_Directions for this task_:
Nothing should be left out. Give all the data again exactly as written.

◆ ◆ ◆

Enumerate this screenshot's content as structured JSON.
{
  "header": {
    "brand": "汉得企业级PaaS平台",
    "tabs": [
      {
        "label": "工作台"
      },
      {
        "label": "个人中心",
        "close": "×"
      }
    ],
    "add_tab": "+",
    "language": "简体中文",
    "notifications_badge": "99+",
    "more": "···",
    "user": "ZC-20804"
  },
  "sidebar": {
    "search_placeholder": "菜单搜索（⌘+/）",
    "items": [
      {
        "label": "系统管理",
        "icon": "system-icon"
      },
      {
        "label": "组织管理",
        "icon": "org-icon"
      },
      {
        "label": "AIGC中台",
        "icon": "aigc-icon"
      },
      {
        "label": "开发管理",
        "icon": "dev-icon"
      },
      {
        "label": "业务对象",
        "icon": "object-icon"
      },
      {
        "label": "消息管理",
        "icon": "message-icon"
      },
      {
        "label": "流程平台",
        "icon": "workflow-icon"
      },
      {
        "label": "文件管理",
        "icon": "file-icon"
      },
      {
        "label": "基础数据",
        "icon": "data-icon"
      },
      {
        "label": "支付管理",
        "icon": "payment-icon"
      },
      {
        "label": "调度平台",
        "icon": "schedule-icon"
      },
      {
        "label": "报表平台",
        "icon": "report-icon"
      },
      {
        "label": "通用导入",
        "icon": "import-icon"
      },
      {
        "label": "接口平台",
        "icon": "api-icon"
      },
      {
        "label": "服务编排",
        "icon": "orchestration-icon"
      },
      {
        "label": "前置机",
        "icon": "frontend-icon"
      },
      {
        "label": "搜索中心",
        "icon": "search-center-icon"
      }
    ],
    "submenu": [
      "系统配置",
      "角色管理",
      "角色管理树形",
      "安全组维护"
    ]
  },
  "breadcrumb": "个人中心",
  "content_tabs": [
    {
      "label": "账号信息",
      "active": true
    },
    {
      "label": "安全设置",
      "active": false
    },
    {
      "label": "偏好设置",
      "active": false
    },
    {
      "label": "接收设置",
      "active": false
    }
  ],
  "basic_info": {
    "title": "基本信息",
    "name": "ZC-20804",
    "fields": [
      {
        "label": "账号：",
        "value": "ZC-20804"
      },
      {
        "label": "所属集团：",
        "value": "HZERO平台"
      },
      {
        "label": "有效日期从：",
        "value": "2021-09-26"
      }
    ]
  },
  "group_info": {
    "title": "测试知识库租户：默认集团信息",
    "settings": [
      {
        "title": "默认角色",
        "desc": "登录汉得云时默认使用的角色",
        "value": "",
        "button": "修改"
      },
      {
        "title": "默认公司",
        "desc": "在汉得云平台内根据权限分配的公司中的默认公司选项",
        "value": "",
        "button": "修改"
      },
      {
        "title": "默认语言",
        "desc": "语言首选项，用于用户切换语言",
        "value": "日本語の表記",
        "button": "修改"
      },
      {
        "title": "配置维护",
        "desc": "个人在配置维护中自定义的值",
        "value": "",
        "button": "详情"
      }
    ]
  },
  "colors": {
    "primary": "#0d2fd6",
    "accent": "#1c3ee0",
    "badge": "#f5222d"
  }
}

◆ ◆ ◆

_The answer_:
Enumerate this screenshot's content as structured JSON.
{
  "header": {
    "brand": "汉得企业级PaaS平台",
    "tabs": [
      {
        "label": "工作台"
      },
      {
        "label": "个人中心",
        "close": "×"
      }
    ],
    "add_tab": "+",
    "language": "简体中文",
    "notifications_badge": "99+",
    "more": "···",
    "user": "ZC-20804"
  },
  "sidebar": {
    "search_placeholder": "菜单搜索（⌘+/）",
    "items": [
      {
        "label": "系统管理",
        "icon": "system-icon"
      },
      {
        "label": "组织管理",
        "icon": "org-icon"
      },
      {
        "label": "AIGC中台",
        "icon": "aigc-icon"
      },
      {
        "label": "开发管理",
        "icon": "dev-icon"
      },
      {
        "label": "业务对象",
        "icon": "object-icon"
      },
      {
        "label": "消息管理",
        "icon": "message-icon"
      },
      {
        "label": "流程平台",
        "icon": "workflow-icon"
      },
      {
        "label": "文件管理",
        "icon": "file-icon"
      },
      {
        "label": "基础数据",
        "icon": "data-icon"
      },
      {
        "label": "支付管理",
        "icon": "payment-icon"
      },
      {
        "label": "调度平台",
        "icon": "schedule-icon"
      },
      {
        "label": "报表平台",
        "icon": "report-icon"
      },
      {
        "label": "通用导入",
        "icon": "import-icon"
      },
      {
        "label": "接口平台",
        "icon": "api-icon"
      },
      {
        "label": "服务编排",
        "icon": "orchestration-icon"
      },
      {
        "label": "前置机",
        "icon": "frontend-icon"
      },
      {
        "label": "搜索中心",
        "icon": "search-center-icon"
      }
    ],
    "submenu": [
      "系统配置",
      "角色管理",
      "角色管理树形",
      "安全组维护"
    ]
  },
  "breadcrumb": "个人中心",
  "content_tabs": [
    {
      "label": "账号信息",
      "active": true
    },
    {
      "label": "安全设置",
      "active": false
    },
    {
      "label": "偏好设置",
      "active": false
    },
    {
      "label": "接收设置",
      "active": false
    }
  ],
  "basic_info": {
    "title": "基本信息",
    "name": "ZC-20804",
    "fields": [
      {
        "label": "账号：",
        "value": "ZC-20804"
      },
      {
        "label": "所属集团：",
        "value": "HZERO平台"
      },
      {
        "label": "有效日期从：",
        "value": "2021-09-26"
      }
    ]
  },
  "group_info": {
    "title": "测试知识库租户：默认集团信息",
    "settings": [
      {
        "title": "默认角色",
        "desc": "登录汉得云时默认使用的角色",
        "value": "",
        "button": "修改"
      },
      {
        "title": "默认公司",
        "desc": "在汉得云平台内根据权限分配的公司中的默认公司选项",
        "value": "",
        "button": "修改"
      },
      {
        "title": "默认语言",
        "desc": "语言首选项，用于用户切换语言",
        "value": "日本語の表記",
        "button": "修改"
      },
      {
        "title": "配置维护",
        "desc": "个人在配置维护中自定义的值",
        "value": "",
        "button": "详情"
      }
    ]
  },
  "colors": {
    "primary": "#0d2fd6",
    "accent": "#1c3ee0",
    "badge": "#f5222d"
  }
}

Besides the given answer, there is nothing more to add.